In 2010, he was part of the Channel 4's ‘Comedy Gala’, a benefit show. The show was organised at the Great Ormond Street Children's Hospital, Bloomsbury, London.
In 2013, he participated in the celebrity comic relief challenge, 'Through Hell and High Water', that required participants to cross the most challenging rapids in the Zambezi River.

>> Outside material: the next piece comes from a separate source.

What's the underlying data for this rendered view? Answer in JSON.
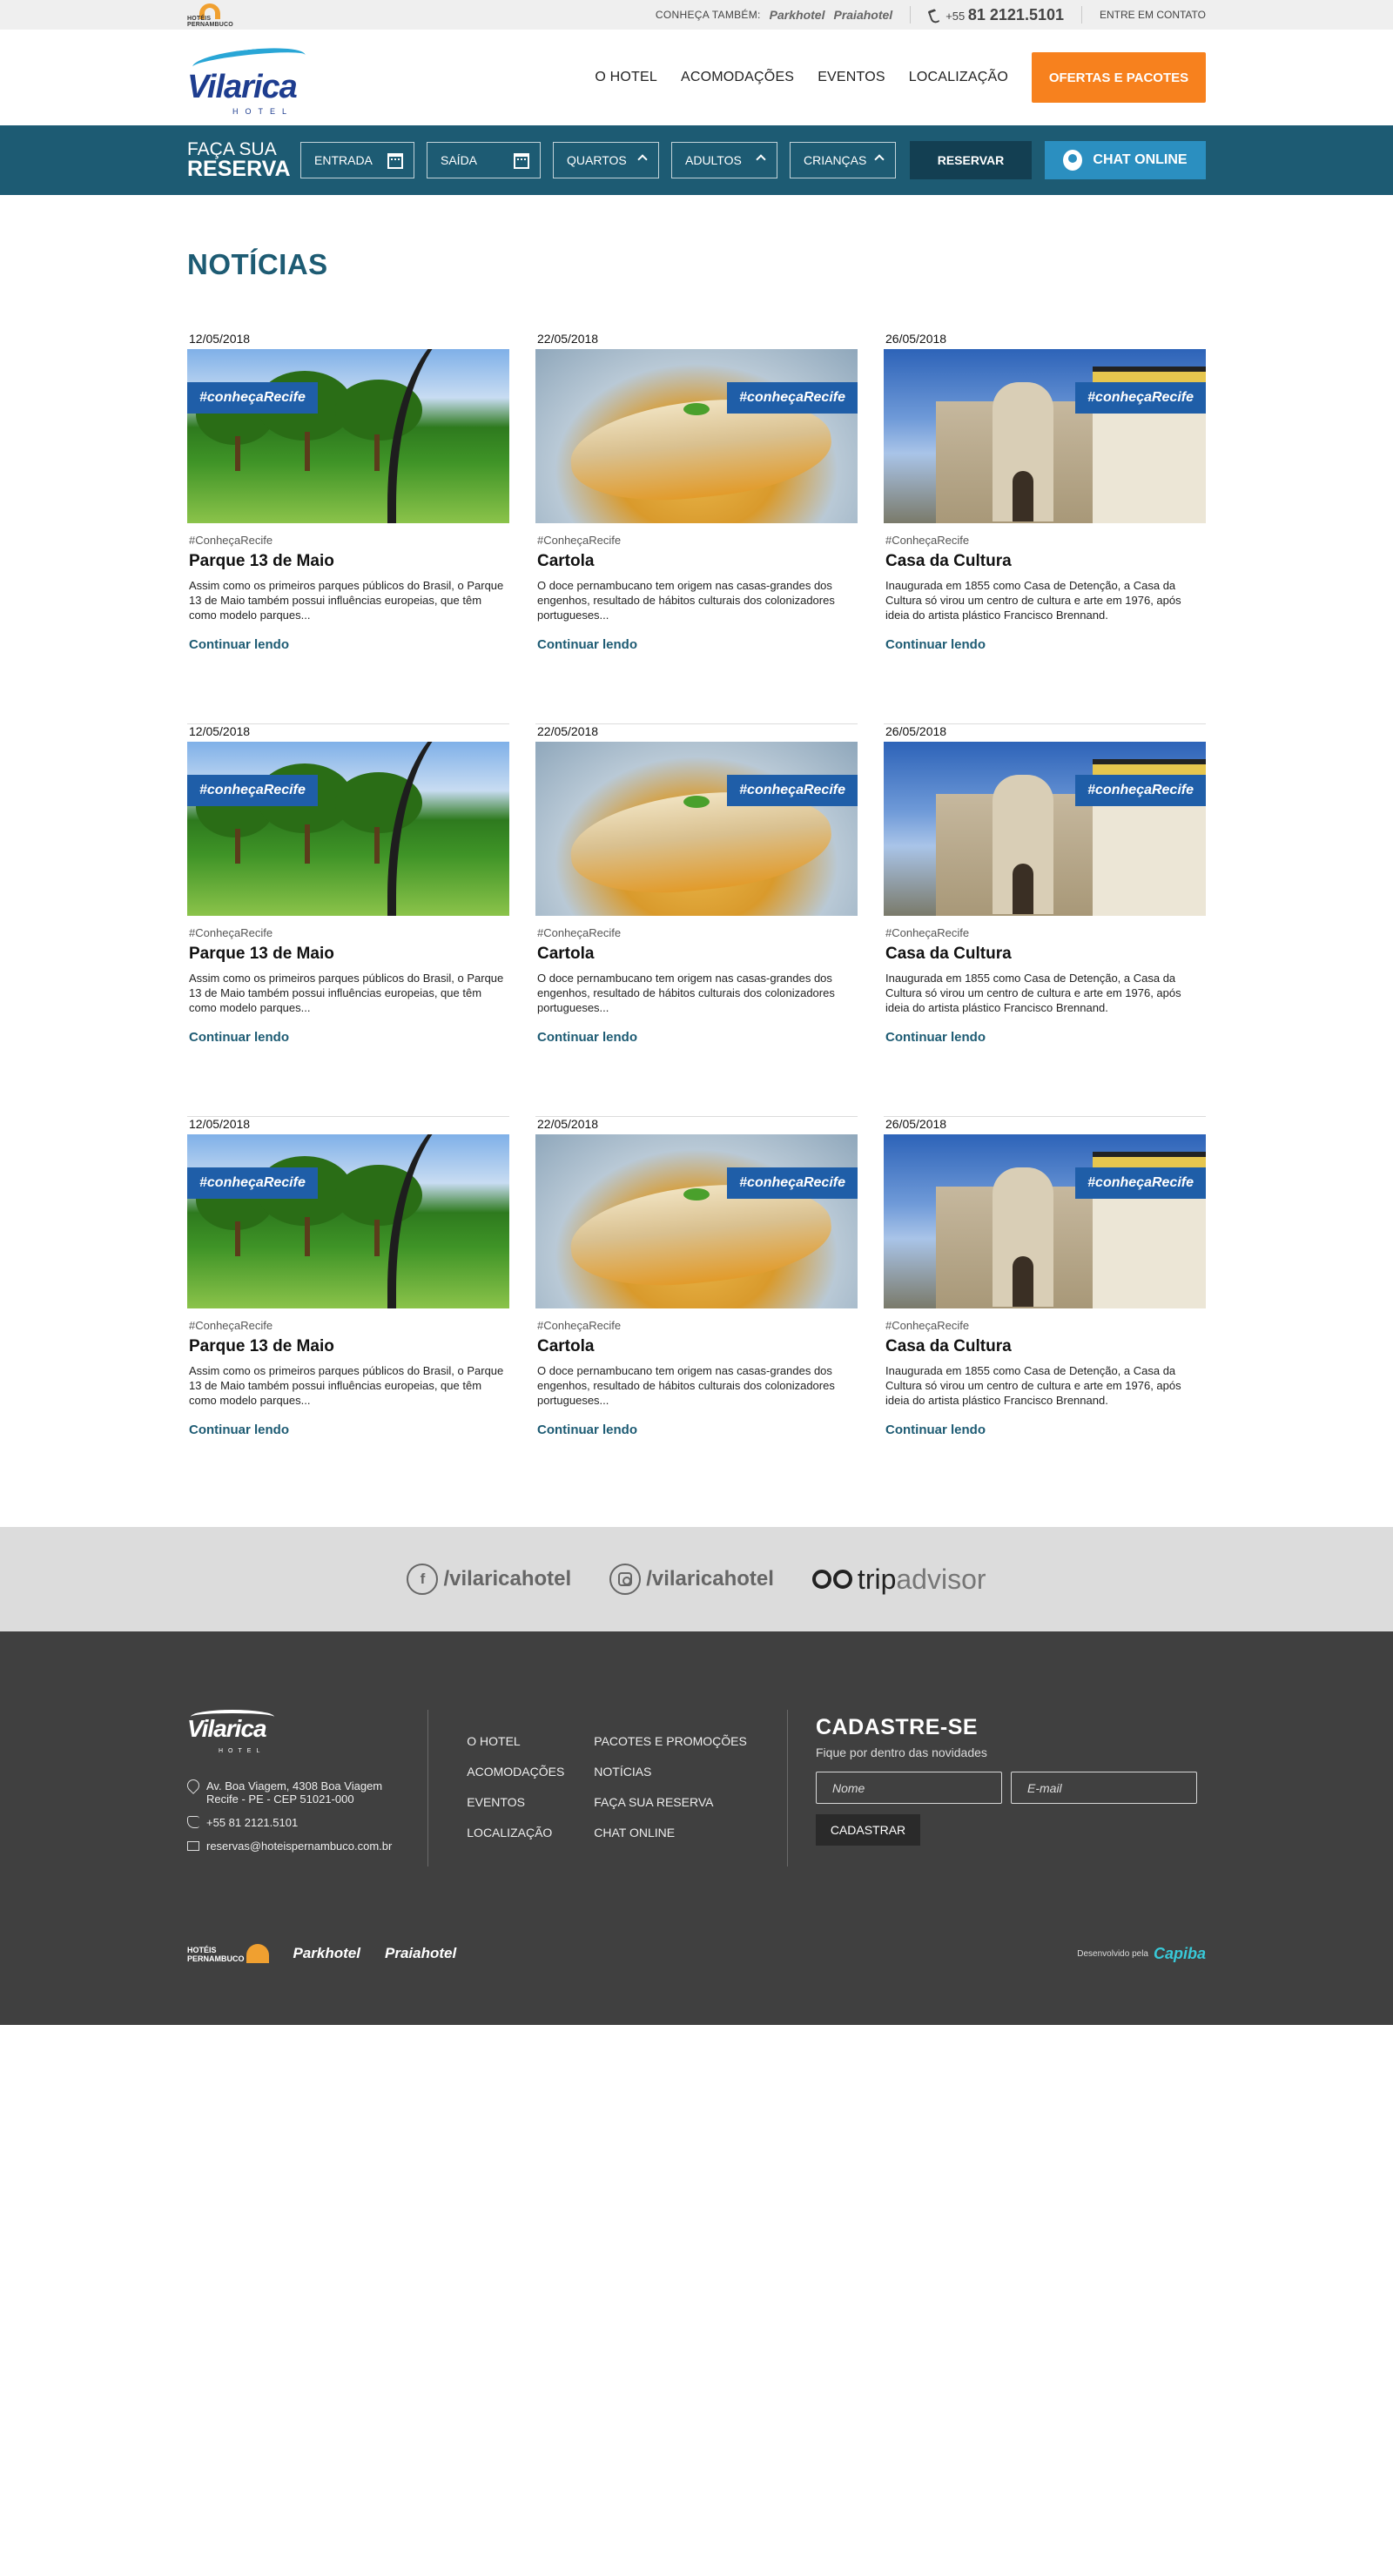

This raised one million for charity.
Awards & Achievements
In 1991, he won the British Comedy Award for the category of ‘Best Stage Newcomer’.
In 1997, he won the British Comedy Award for 'Best Stand-up Comedian' category.
In 1997, he won the British Advertising Award for the 'John Smith's Bitter’ commercials.
Personal Life & Legacy
While working at the Ritz in his twenties, he started drinking regularly and soon became a heavy drinker.
In 1989, he married Susan Jane ‘Jane’ Hetherington, whom he had met while he was working as a waiter in Fulham. They have been blessed with four children.
In 2009, he came out with his autobiography titled, ‘Thanks For Nothing: The Jack Dee Memoirs'.
In February 2009, along with other celebrities from the entertainment industry he wrote an open letter to ‘The Times’. The letter supported 'Bahai' leaders, who were facing trial in Iran.
He co-founded the production house, ‘Open Mike Productions' along with Addison Cresswel.